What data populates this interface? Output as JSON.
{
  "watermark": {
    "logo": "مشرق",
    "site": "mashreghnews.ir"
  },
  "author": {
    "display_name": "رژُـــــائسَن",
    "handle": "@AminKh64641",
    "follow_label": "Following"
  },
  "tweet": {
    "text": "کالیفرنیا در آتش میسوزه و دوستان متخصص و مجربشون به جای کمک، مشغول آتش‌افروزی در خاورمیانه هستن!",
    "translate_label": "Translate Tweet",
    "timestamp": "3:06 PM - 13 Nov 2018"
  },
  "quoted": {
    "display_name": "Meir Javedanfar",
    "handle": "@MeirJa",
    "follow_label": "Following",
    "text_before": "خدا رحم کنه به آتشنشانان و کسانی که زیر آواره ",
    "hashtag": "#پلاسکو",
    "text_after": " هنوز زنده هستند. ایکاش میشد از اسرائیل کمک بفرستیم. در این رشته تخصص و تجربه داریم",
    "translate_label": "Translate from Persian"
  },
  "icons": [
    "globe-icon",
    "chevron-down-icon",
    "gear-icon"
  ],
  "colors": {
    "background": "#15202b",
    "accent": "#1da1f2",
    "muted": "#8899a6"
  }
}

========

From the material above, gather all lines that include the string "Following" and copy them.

Solution for this task.
    "follow_label": "Following"
    "follow_label": "Following",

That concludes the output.